** Records for this exercise follows **
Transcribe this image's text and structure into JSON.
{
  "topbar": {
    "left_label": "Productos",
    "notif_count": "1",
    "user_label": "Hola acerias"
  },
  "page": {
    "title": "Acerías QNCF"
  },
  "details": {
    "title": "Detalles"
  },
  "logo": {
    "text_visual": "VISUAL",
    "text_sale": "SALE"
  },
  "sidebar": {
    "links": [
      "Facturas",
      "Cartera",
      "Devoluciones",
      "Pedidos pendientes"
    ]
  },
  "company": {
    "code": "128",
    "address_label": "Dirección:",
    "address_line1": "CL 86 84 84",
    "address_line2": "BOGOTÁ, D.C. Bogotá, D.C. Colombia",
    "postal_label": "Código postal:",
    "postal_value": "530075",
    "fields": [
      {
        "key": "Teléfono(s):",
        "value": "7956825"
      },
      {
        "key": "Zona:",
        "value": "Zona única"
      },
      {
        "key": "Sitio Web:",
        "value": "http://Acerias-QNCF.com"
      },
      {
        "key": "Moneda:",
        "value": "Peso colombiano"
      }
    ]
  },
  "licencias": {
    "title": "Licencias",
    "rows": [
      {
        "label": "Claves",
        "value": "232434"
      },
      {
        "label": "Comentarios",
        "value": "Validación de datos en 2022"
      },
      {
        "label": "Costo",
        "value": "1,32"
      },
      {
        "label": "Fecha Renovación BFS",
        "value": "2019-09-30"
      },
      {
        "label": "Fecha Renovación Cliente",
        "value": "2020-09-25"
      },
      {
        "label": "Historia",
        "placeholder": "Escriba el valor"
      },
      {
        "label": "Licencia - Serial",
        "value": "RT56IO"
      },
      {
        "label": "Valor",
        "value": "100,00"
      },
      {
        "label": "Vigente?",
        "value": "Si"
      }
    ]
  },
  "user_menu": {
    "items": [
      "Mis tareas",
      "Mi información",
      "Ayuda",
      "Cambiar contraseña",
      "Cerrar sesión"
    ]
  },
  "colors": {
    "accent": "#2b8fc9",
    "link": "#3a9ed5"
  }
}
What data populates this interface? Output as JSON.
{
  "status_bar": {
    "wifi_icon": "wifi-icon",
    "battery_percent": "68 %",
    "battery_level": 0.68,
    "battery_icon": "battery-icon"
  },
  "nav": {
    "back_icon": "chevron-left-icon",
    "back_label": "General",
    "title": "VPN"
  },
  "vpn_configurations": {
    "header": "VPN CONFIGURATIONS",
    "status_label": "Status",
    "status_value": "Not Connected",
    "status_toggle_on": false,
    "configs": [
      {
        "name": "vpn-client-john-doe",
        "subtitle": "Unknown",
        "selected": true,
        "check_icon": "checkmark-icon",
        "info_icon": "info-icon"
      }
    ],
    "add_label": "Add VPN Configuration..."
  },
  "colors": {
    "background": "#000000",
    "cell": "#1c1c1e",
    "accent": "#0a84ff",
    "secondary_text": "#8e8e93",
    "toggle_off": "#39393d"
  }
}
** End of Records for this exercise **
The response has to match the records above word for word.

> Answer to this problem:
Transcribe this image's text and structure into JSON.
{
  "topbar": {
    "left_label": "Productos",
    "notif_count": "1",
    "user_label": "Hola acerias"
  },
  "page": {
    "title": "Acerías QNCF"
  },
  "details": {
    "title": "Detalles"
  },
  "logo": {
    "text_visual": "VISUAL",
    "text_sale": "SALE"
  },
  "sidebar": {
    "links": [
      "Facturas",
      "Cartera",
      "Devoluciones",
      "Pedidos pendientes"
    ]
  },
  "company": {
    "code": "128",
    "address_label": "Dirección:",
    "address_line1": "CL 86 84 84",
    "address_line2": "BOGOTÁ, D.C. Bogotá, D.C. Colombia",
    "postal_label": "Código postal:",
    "postal_value": "530075",
    "fields": [
      {
        "key": "Teléfono(s):",
        "value": "7956825"
      },
      {
        "key": "Zona:",
        "value": "Zona única"
      },
      {
        "key": "Sitio Web:",
        "value": "http://Acerias-QNCF.com"
      },
      {
        "key": "Moneda:",
        "value": "Peso colombiano"
      }
    ]
  },
  "licencias": {
    "title": "Licencias",
    "rows": [
      {
        "label": "Claves",
        "value": "232434"
      },
      {
        "label": "Comentarios",
        "value": "Validación de datos en 2022"
      },
      {
        "label": "Costo",
        "value": "1,32"
      },
      {
        "label": "Fecha Renovación BFS",
        "value": "2019-09-30"
      },
      {
        "label": "Fecha Renovación Cliente",
        "value": "2020-09-25"
      },
      {
        "label": "Historia",
        "placeholder": "Escriba el valor"
      },
      {
        "label": "Licencia - Serial",
        "value": "RT56IO"
      },
      {
        "label": "Valor",
        "value": "100,00"
      },
      {
        "label": "Vigente?",
        "value": "Si"
      }
    ]
  },
  "user_menu": {
    "items": [
      "Mis tareas",
      "Mi información",
      "Ayuda",
      "Cambiar contraseña",
      "Cerrar sesión"
    ]
  },
  "colors": {
    "accent": "#2b8fc9",
    "link": "#3a9ed5"
  }
}
What data populates this interface? Output as JSON.
{
  "status_bar": {
    "wifi_icon": "wifi-icon",
    "battery_percent": "68 %",
    "battery_level": 0.68,
    "battery_icon": "battery-icon"
  },
  "nav": {
    "back_icon": "chevron-left-icon",
    "back_label": "General",
    "title": "VPN"
  },
  "vpn_configurations": {
    "header": "VPN CONFIGURATIONS",
    "status_label": "Status",
    "status_value": "Not Connected",
    "status_toggle_on": false,
    "configs": [
      {
        "name": "vpn-client-john-doe",
        "subtitle": "Unknown",
        "selected": true,
        "check_icon": "checkmark-icon",
        "info_icon": "info-icon"
      }
    ],
    "add_label": "Add VPN Configuration..."
  },
  "colors": {
    "background": "#000000",
    "cell": "#1c1c1e",
    "accent": "#0a84ff",
    "secondary_text": "#8e8e93",
    "toggle_off": "#39393d"
  }
}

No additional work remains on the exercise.